"Tradition -- Tradition" --sings Zero Mostel as Tevya in that wonderful
musical, "Fiddler on the Roof." As the century closes, Tevya is still
pleading for Tradition, and with good reason. Over the years we have
discarded a lot of traditions -- some good, some bad.
What brought that to my attention was a "tea party" I recently attended. It
was not exactly what my mother would have had in mind, but tradition was
there, at least in the memory of several over-70 guests.
"Tea parties" were once a standard of social intercourse, but they have now
taken their place with washboards and whale bone corsets. We have a more
casual life style now.
The first article I ever wrote for the Sentinel was about tradition. I had
helped a friend celebrate her 75th birthday. Until the end of the party,
when the hostesses were sitting around with our shoes off rehashing the
event, I had not stopped to think how utterly incongruous the whole thing
was for women of my generation. On the table were a beautiful centerpiece, a
birthday cake with a floral bouquet, a family heirloom sterling silver
service -- and paper plates and cups. There were several generations
symbolically tied together on that table.
We got to reminiscing about "teas" and suddenly I realized we all had the
same mother! Our mothers were Victorians, raised on propriety and they
raised their daughters the same way -- or tried to. Some of them were
already scenting freedom and were destined to become active in the battle for
women's rights, but "form" was still all important. All of us had grown up
in the twenties being prodded and trained and threatened by our mothers as we
learned to move socially, more or less graciously, with our hats and white
We went off to college to find that "tea" included all sorts of social
activities. There were rush teas and faculty teas and tea dances where we
spent a lot of time standing around drinking tea -- out of cups with saucers
(mugs came later). Perhaps I should mention that this was during
Prohibition, and tea was the drink of choice.
The sixties children shake their heads at all this and accuse me of making it
up. Nobody is any happier than I am that Queen Victoria exists today only in
the history books and that her influence on social mores is long gone, but in
the twenties we were living through the last vestiges of Victorianism. We
are living in a different world in the nineties, for which I am eternally
But although we grow past one set of customs, we don't forget them. Here we
were that day with a beautiful silver tea service -- and paper plates. Same
idea; different equipment. My mother would never have considered using
anything but her best China. I would never consider using anything I would

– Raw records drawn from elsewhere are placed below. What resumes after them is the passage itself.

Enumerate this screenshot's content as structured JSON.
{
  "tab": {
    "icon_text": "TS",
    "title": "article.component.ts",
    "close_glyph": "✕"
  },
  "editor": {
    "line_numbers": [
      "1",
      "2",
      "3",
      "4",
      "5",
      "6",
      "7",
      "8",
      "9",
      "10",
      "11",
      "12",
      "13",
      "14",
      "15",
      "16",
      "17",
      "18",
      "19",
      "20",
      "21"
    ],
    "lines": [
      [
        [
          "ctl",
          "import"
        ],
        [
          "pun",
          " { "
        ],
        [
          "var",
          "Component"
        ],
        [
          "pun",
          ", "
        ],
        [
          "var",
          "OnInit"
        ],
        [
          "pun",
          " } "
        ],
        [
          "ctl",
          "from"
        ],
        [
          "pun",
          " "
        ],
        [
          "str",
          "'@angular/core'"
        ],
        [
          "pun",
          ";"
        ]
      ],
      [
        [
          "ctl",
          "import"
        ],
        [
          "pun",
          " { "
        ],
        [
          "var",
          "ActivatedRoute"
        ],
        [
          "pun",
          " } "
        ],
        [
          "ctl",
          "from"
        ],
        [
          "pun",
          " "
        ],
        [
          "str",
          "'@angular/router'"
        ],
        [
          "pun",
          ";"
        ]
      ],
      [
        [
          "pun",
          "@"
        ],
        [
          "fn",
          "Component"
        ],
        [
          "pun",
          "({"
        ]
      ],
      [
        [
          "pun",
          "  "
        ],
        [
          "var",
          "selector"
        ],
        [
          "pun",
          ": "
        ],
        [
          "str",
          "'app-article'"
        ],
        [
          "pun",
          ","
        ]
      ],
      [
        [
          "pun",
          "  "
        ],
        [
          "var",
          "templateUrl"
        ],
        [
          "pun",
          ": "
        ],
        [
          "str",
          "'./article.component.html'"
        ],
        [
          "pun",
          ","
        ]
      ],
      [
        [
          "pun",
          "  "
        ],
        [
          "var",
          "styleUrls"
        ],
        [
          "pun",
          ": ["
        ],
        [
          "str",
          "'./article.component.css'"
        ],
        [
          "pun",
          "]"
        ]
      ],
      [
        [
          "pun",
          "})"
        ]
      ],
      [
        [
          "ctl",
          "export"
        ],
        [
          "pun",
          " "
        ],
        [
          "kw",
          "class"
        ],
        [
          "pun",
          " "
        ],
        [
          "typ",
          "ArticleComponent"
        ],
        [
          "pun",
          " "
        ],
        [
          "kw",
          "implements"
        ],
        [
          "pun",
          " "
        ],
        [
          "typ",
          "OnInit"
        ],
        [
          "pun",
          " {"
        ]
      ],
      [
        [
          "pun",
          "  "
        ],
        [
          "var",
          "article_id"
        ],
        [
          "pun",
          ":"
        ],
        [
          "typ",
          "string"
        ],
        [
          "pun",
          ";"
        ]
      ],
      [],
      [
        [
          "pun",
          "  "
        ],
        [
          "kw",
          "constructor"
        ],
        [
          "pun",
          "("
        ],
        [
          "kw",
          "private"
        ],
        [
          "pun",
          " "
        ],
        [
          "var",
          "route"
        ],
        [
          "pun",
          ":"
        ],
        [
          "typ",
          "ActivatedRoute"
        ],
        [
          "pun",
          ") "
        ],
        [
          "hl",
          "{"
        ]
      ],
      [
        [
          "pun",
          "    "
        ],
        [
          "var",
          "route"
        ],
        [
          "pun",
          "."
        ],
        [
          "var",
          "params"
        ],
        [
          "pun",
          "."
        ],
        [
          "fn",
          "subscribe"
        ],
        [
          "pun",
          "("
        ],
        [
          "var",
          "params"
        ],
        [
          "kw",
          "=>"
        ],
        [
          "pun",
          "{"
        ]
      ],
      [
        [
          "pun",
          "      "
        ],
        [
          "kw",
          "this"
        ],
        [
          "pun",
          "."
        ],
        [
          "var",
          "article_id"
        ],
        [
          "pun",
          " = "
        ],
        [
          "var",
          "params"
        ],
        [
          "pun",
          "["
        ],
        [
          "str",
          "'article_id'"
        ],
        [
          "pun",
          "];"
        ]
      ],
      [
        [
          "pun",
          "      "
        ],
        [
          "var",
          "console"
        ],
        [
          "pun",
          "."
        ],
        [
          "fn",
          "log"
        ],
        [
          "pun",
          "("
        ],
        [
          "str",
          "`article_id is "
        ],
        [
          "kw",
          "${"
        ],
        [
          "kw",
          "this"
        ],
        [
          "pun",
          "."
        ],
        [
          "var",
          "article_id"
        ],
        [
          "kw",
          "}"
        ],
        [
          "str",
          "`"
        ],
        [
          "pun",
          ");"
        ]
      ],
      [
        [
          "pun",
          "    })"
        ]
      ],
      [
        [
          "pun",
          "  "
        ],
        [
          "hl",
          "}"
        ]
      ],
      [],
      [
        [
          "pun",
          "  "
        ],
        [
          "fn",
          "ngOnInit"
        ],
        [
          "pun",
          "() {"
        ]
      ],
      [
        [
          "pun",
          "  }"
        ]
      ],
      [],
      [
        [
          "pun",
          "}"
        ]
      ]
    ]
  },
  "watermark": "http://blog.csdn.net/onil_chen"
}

have to wash by hand.
A British critic named Stephen Bayley explains the difference somewhat more
intellectually. "The assumption must be that those who can see value only in
tradition, or versions of it, deny man's ability to adapt to changing
At our elegant "tea party" last week we had wonderful non-alcoholic,
tea-stimulated conversation. We covered art, the theater, travel, politics,
philosophy. We talked about changing customs. We felt sad over the things
our grandchildren missed out on, but we were so very glad we can relax now
and let them create their own customs. We laughed at the fact that after all
these years, when I heard the word "tea party" I automatically reached for a
skirt instead of my usual slacks, while the men showed up in sports shirts.
We are living in a vastly different world from that which our mothers
occupied. Personally I much prefer this one. Social relationships are more
casual comfortable and generally more honest. We are more interested in the
people than the form. But the basic ingredients of social intercourse have
not changed. Consideration, courtesy, humor, honesty still work, no matter
what the current rules of etiquette may be.
But we don't ever quite forget some things. Even now, some 70 years later, I
catch myself glancing over my shoulder to see whether my mother is looking if
I put on white dress shoes after Labor Day.